“These imported cement products will give consumers a good choice and hopefully will prompt local cement producers to lower their price,” he said.
The DTI official said that because of the cheaper Chinese cement, he heard reports that Holcim Philippines, which has cement plants in Davao City and Misamis Oriental, and other companies are considering a price reduction.
Holcim, which was then called Union Cement, was among the local cement companies under the Philippine Cement Manufacturers Corp. who strongly opposed the dumping of cheap imported cement from neighboring countries like Taiwan, Japan and Indonesia six years ago. Claiming that the cheap imports may cause the local plants to lose money and shut down operations, they were able to successfully lobby with government to impose tariff on the cement imports.
Mastura said the Chinese cement that entered Polloc were levied with the necessary customs charges.
A few months ago, cement shortage was experienced in Central Mindanao and ARMM, resulting in higher prices beyond the suggested retail price set by local manufacturers. But Holcim regional sales chief Ernesto Paredes later assured trade officials the company could supply the 70,000-bag daily requirement of Central Mindanao.
Mastura said half of the imported Chinese cement was brought to General Santos City for the expansion works at the fish port complex that is being funded with Chinese money.
“We hope this trade link would continue and other importers would follow suit. The shipment showed to other shippers that it is possible to directly use the Polloc port as an offloading point,” Mastura said.

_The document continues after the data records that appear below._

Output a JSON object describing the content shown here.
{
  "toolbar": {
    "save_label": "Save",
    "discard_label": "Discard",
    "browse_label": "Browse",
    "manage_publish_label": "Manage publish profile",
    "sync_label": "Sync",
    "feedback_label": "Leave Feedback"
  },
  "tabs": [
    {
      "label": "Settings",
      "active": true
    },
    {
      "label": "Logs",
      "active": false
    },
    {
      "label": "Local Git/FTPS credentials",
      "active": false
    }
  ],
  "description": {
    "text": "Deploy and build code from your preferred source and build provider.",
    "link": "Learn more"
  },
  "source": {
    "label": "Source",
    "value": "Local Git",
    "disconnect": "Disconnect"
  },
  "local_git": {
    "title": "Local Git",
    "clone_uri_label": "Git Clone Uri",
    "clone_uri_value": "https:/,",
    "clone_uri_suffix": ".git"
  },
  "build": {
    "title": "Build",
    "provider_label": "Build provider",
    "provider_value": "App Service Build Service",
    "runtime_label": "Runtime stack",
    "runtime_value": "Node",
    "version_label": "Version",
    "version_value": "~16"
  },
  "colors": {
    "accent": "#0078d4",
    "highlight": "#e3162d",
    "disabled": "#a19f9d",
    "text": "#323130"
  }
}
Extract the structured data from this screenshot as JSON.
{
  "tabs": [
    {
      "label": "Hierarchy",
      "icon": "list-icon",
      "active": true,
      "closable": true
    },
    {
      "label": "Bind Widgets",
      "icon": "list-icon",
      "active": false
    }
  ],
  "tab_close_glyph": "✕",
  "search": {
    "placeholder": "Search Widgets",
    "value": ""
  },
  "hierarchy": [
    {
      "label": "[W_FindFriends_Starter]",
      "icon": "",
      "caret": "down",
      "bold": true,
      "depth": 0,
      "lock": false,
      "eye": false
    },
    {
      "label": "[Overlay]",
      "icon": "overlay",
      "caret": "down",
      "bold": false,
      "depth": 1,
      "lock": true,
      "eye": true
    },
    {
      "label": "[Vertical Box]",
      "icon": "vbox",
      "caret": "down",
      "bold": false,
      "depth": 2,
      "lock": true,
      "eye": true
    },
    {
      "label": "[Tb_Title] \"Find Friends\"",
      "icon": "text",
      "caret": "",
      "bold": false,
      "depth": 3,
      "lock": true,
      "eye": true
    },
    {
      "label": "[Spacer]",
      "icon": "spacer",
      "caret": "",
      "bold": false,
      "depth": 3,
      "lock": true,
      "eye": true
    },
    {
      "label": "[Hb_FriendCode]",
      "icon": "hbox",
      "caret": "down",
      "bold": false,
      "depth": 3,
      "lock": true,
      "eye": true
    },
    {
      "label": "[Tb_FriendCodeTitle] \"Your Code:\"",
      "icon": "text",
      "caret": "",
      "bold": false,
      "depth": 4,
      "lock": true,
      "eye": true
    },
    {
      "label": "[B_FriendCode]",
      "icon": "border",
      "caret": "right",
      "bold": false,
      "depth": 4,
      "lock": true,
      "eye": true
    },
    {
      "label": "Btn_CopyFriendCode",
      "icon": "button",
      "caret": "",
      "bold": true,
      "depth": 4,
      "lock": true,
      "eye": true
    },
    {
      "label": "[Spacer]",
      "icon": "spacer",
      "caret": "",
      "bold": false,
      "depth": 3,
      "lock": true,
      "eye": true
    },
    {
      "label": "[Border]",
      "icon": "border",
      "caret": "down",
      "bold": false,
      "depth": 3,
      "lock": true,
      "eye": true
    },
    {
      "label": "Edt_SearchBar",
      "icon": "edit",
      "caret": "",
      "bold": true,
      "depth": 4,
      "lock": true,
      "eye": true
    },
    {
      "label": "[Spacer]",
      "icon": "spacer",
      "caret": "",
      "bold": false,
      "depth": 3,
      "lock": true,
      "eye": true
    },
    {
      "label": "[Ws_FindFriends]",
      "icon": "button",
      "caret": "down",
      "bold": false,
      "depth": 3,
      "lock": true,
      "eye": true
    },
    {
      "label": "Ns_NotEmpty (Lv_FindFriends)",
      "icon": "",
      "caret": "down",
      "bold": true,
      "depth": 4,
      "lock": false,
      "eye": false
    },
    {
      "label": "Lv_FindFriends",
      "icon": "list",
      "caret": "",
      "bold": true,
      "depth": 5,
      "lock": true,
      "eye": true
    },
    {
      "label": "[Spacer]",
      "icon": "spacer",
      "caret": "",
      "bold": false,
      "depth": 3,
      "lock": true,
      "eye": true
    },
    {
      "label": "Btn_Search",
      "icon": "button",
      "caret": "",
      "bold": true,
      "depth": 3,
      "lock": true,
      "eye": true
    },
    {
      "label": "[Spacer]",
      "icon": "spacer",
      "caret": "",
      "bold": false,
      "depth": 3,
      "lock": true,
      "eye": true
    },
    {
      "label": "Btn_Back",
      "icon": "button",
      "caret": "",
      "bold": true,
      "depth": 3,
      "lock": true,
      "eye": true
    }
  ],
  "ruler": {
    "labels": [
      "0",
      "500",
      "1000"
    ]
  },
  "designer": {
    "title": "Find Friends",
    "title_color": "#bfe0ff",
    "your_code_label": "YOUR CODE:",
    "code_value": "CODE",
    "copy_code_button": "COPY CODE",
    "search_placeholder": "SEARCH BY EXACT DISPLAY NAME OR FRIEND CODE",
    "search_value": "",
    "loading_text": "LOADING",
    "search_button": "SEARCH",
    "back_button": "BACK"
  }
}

Mastura said they hope export mango, banana, copra, activated carbon and other products to China. But MV Hofeng 7 left for China without carrying locally produced cargoes.

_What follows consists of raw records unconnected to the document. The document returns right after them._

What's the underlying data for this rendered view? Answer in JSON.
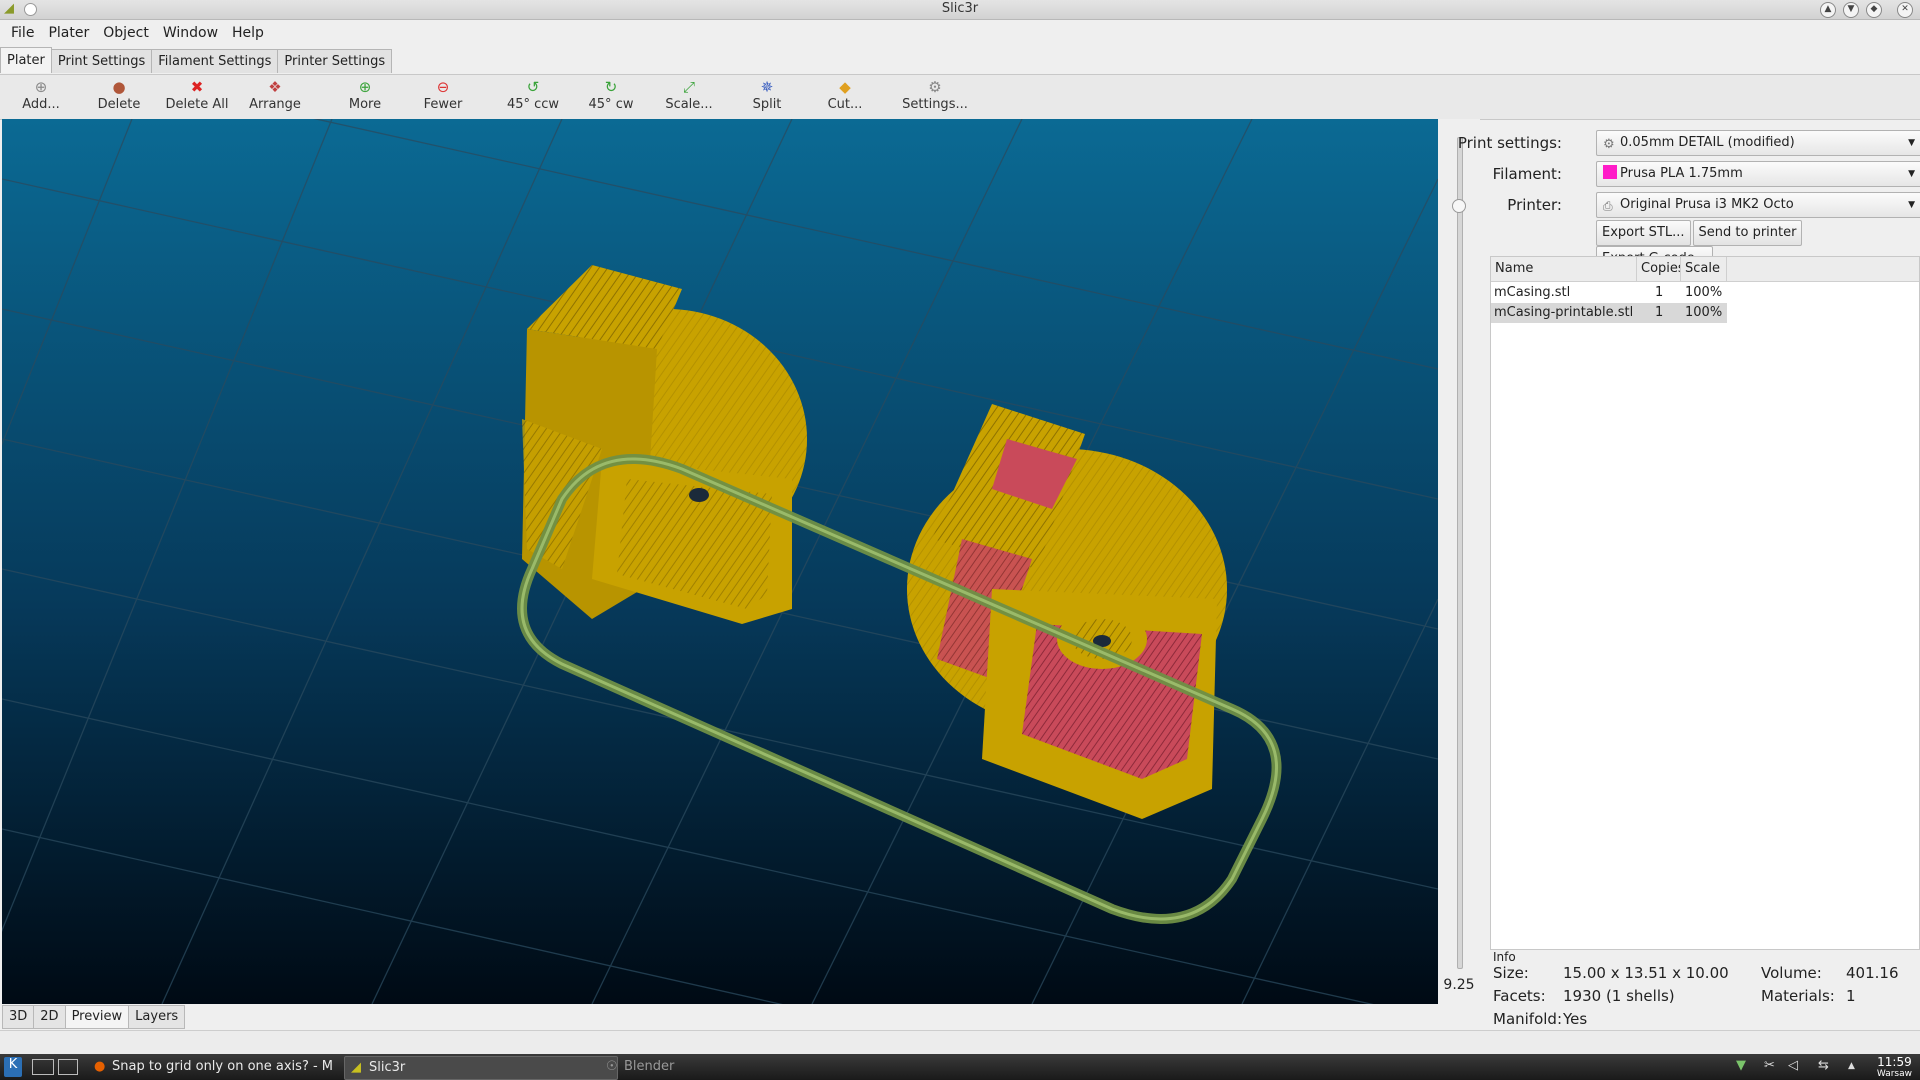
{
  "window": {
    "title": "Slic3r"
  },
  "menu": [
    "File",
    "Plater",
    "Object",
    "Window",
    "Help"
  ],
  "tabs": [
    "Plater",
    "Print Settings",
    "Filament Settings",
    "Printer Settings"
  ],
  "toolbar": {
    "add": "Add...",
    "delete": "Delete",
    "delete_all": "Delete All",
    "arrange": "Arrange",
    "more": "More",
    "fewer": "Fewer",
    "rot_ccw": "45° ccw",
    "rot_cw": "45° cw",
    "scale": "Scale...",
    "split": "Split",
    "cut": "Cut...",
    "settings": "Settings..."
  },
  "viewport": {
    "layer_value": "9.25",
    "colors": {
      "bg_top": "#0b6a94",
      "bg_bottom": "#000a14",
      "model": "#c8a200",
      "infill": "#c94a5a",
      "skirt": "#6f8f46"
    }
  },
  "view_tabs": [
    "3D",
    "2D",
    "Preview",
    "Layers"
  ],
  "panel": {
    "print_label": "Print settings:",
    "print_value": "0.05mm DETAIL (modified)",
    "filament_label": "Filament:",
    "filament_value": "Prusa PLA 1.75mm",
    "filament_color": "#ff1cc8",
    "printer_label": "Printer:",
    "printer_value": "Original Prusa i3 MK2 Octo",
    "export_stl": "Export STL...",
    "send_to_printer": "Send to printer",
    "export_gcode": "Export G-code..."
  },
  "object_list": {
    "columns": [
      "Name",
      "Copies",
      "Scale"
    ],
    "rows": [
      {
        "name": "mCasing.stl",
        "copies": "1",
        "scale": "100%"
      },
      {
        "name": "mCasing-printable.stl",
        "copies": "1",
        "scale": "100%"
      }
    ]
  },
  "info": {
    "title": "Info",
    "size_label": "Size:",
    "size_value": "15.00 x 13.51 x 10.00",
    "volume_label": "Volume:",
    "volume_value": "401.16",
    "facets_label": "Facets:",
    "facets_value": "1930 (1 shells)",
    "materials_label": "Materials:",
    "materials_value": "1",
    "manifold_label": "Manifold:",
    "manifold_value": "Yes"
  },
  "taskbar": {
    "firefox_task": "Snap to grid only on one axis? - M",
    "slic3r_task": "Slic3r",
    "blender_task": "Blender",
    "clock_time": "11:59",
    "clock_zone": "Warsaw"
  }
}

“What’s important is that we have already established a trade route to China,” he said.